“We actually do a lot of measurements,” Steinberg said. “We can look at Canada’s attack: I think they had the ball maybe four times when they went more than four phases. So for a team to have the ball that long and not score, it suggests a pretty good defense. For us, we only went past four phases once, which means that generally we were able to find try-scoring opportunities fairly quickly. We really felt that our attack – especially in the first half – we were able to play quickly, and when we play quickly, we put a lot of pressure on Canada. The Canadian side is a very good attacking side, and we’re not going to hold them defensively for the whole game.
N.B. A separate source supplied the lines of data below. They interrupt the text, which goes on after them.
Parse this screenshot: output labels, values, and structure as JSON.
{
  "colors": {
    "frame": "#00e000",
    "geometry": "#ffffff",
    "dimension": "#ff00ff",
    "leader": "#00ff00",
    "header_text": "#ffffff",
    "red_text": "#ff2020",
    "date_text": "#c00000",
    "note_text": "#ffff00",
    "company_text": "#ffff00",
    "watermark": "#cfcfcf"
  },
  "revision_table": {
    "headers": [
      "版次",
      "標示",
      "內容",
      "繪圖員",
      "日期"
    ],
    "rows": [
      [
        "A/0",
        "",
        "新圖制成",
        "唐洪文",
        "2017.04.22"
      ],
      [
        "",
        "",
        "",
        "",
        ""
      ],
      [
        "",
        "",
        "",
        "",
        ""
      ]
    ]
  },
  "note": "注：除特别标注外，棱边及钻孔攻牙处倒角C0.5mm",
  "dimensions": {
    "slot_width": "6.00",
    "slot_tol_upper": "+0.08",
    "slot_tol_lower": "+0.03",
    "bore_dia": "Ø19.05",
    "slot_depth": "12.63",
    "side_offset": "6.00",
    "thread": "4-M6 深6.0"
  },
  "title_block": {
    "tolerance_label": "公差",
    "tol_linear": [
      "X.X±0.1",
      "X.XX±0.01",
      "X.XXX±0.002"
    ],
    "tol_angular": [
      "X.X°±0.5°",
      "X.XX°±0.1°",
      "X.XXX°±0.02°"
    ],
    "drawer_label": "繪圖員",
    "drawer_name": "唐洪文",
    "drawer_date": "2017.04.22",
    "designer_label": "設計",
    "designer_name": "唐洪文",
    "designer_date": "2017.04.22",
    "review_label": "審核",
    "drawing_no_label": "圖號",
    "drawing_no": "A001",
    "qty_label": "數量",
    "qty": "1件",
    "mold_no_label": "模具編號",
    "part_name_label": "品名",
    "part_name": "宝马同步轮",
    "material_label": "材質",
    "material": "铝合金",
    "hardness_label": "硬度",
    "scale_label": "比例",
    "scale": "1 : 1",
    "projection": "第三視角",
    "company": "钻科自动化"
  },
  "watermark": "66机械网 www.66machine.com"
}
But we only gave up three tries – preventing Canada from getting a bonus point – and two of those tries were from penalties we gave away at the lineout. One try was from general play, and we’re pretty happy with that.”
To contrast, Steinberg pointed out some areas of concern. Both sides incurred their share of penalties, as the USA got into trouble at the tackle contest, which resulted in a yellow card and eventual Canada try. The USA also struggled with their scrum platform, which affected their ability to launch on offense.
“It was difficult for the teams to understand what the ref really wanted, but it evened itself out,” Steinberg said of the penalties. “Our defense is good enough … but something we’re going to work on: When we contest the tackle defensively, we have to make the choice of whether we can be successful or not. We were really pushing to contest Canada at the breakdown, but we didn’t always do that defensively.”
The journey continues against England (1-1) on Wednesday. The Roses have brought a younger side to Greeley, Colo., and have struggled with consistency in their two matches. After losing 29-25 to Canada in their opener, the English surged ahead of South Africa 18-17 for a win yesterday.
“They have the best lineout here,” Steinberg pointed out target areas. “Our lineout is still in development; we still have some work there. It’s going to be the lineout and scrum where we’ll be tested. The England players like to play a dynamic game: They’ll use their forwards on the fringe to go forward and then they’ll look to move it wide, and that’s going to be a real big challenge there. We’re really looking forward to it. Every team here is getting better each game. Every team is in it – even South Africa, if they win their game, could be in the final. The only way we can guarantee that we’re in the final is if we win. Everyone’s going out there to win their next game, and the competition here has been great.”
Heading into the third round of competition, teams will diligently manage players’ bodies and recovery. With the round two delay, teams are back to a three-day cycle.
“We’ve been trying to focus on our 92-hour cycle, but we’re actually very used to the 68-hour,” Steinberg said. “We did it during our fall tour, and it’s what happens during our [Top 100 and Top 40] elite camps, so we’re pretty confident. The big focus today will be on recovery.”
Steinberg indicated that we might see some fresh faces on Wednesday, as players like Deven Owsiany and Phoebe Boone look for their first caps, but that the staff hasn’t thought about lineups just yet. Regardless, the USA has built some nice momentum and yesterday’s win against Canada was a highlight of the summer – and hopefully the first of many.